Your objective:
For each line below that holds the word "symmetry", make a copy.

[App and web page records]
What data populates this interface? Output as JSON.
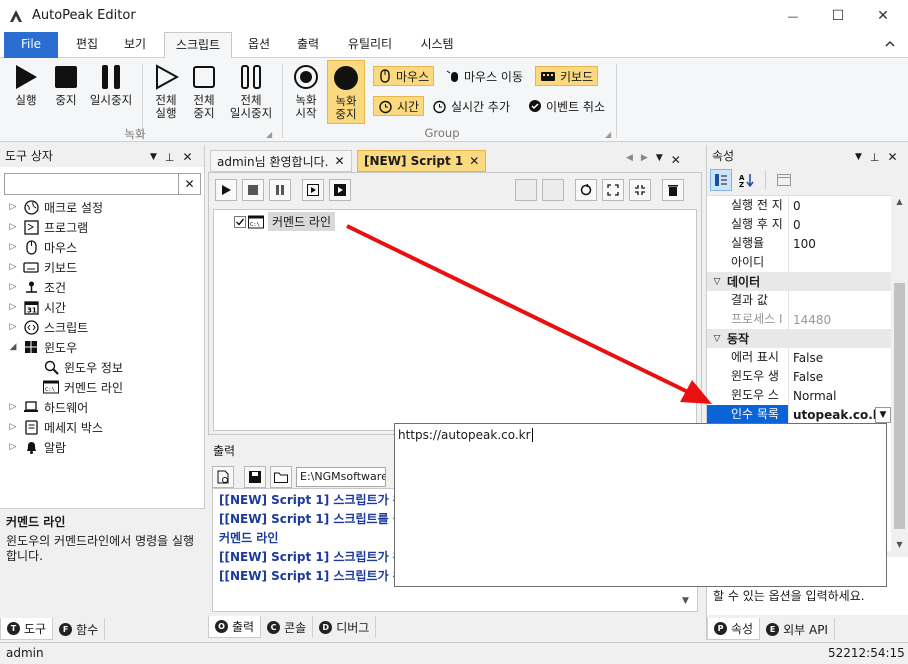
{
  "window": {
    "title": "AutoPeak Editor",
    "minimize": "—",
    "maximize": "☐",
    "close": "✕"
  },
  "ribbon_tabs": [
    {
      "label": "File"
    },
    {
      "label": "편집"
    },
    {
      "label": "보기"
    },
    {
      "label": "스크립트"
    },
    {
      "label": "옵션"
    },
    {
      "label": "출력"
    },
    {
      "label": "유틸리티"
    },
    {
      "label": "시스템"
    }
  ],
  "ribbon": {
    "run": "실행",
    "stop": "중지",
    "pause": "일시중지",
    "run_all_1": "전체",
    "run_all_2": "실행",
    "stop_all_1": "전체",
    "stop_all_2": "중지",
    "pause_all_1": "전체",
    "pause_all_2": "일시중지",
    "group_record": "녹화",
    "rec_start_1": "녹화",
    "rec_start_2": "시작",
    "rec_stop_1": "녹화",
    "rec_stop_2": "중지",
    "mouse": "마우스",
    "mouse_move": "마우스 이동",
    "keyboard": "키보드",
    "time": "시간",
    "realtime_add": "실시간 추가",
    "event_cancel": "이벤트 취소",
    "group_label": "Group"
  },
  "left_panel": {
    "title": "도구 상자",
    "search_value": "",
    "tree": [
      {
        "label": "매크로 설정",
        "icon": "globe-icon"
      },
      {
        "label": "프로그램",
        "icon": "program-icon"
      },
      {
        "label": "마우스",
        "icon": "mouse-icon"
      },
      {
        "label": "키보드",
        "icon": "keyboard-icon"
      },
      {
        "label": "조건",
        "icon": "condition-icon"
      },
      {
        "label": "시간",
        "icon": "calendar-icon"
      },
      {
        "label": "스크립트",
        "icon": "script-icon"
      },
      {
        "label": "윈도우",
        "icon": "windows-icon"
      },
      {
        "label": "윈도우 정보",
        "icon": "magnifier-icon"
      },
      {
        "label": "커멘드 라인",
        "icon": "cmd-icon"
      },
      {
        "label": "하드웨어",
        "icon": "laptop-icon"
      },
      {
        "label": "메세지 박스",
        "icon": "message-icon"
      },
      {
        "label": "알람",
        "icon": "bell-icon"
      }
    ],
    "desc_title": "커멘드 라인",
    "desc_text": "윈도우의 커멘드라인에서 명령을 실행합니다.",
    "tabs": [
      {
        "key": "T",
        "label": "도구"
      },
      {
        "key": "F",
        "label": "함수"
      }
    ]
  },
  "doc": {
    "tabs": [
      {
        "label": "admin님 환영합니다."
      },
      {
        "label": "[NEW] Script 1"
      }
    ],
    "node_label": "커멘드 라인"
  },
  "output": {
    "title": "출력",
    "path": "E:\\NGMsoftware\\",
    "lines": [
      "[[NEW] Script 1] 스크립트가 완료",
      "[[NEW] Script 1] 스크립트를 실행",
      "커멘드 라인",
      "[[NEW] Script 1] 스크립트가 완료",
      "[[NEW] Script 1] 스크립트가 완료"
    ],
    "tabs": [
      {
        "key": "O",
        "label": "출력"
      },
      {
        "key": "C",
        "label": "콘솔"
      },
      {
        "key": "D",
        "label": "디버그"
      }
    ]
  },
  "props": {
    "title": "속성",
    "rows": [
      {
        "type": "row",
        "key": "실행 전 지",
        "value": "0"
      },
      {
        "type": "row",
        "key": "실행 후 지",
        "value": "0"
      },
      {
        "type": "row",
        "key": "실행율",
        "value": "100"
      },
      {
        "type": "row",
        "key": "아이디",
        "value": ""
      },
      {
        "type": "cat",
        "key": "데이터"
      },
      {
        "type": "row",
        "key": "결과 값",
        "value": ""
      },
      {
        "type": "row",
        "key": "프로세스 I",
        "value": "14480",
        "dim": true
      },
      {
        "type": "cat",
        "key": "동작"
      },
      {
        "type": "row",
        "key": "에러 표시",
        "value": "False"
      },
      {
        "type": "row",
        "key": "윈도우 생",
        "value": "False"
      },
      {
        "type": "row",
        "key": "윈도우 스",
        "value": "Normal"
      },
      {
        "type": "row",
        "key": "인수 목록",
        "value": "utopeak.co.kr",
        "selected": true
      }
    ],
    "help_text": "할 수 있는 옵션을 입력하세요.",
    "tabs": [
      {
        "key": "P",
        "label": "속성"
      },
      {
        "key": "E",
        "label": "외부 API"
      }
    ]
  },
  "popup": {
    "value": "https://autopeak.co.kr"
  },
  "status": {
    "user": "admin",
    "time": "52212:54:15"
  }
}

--

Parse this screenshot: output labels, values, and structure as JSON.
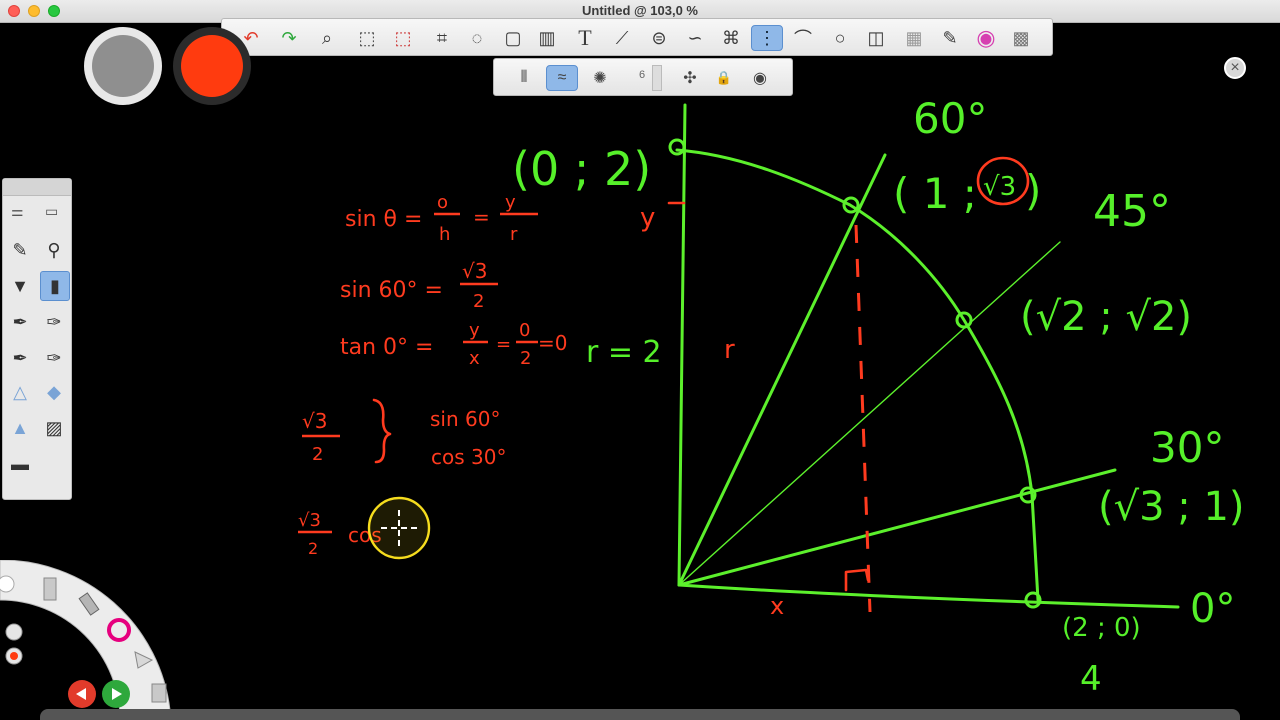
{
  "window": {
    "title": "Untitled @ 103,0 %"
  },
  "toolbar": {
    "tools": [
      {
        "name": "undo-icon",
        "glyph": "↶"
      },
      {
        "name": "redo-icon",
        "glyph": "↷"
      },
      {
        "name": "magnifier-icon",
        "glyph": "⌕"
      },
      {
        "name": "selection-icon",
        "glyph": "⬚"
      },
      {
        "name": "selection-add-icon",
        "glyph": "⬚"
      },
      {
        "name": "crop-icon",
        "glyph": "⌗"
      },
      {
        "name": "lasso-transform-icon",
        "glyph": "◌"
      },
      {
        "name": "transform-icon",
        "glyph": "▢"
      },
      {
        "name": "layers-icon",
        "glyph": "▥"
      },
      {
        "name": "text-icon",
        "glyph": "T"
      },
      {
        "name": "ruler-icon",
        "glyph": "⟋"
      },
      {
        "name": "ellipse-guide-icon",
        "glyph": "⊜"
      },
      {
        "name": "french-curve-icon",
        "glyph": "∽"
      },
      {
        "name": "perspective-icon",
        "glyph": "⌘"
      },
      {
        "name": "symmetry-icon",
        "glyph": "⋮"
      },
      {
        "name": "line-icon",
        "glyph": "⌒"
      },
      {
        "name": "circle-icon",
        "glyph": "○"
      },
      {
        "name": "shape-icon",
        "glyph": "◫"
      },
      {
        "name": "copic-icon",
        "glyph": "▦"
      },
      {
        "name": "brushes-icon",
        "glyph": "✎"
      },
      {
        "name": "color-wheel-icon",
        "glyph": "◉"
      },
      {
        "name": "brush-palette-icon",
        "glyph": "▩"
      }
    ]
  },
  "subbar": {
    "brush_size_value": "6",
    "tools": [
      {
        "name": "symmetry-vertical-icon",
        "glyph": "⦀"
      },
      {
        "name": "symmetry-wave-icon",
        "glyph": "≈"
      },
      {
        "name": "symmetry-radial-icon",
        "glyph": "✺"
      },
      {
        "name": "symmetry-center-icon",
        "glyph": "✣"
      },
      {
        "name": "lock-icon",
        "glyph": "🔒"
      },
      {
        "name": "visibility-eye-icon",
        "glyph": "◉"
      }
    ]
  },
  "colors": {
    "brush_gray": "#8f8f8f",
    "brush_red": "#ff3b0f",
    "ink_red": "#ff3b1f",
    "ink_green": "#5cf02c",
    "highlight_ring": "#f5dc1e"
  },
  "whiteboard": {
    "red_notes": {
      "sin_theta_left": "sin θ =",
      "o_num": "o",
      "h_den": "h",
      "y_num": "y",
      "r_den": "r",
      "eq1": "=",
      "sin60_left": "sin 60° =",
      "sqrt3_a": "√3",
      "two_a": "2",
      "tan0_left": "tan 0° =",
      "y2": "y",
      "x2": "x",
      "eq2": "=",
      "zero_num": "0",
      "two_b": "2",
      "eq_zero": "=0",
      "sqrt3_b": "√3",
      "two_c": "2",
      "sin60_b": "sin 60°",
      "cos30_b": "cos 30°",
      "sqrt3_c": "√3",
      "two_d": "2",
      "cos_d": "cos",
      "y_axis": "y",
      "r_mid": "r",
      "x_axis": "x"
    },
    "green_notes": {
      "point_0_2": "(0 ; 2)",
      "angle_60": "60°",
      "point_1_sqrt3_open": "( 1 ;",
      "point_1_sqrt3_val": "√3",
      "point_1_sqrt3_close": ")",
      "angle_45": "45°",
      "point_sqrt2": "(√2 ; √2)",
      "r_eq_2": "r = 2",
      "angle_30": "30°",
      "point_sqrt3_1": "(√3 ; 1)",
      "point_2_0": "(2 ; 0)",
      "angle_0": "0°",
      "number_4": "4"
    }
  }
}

Exercise result:
        "name": "symmetry-icon",
        "name": "symmetry-vertical-icon",
        "name": "symmetry-wave-icon",
        "name": "symmetry-radial-icon",
        "name": "symmetry-center-icon",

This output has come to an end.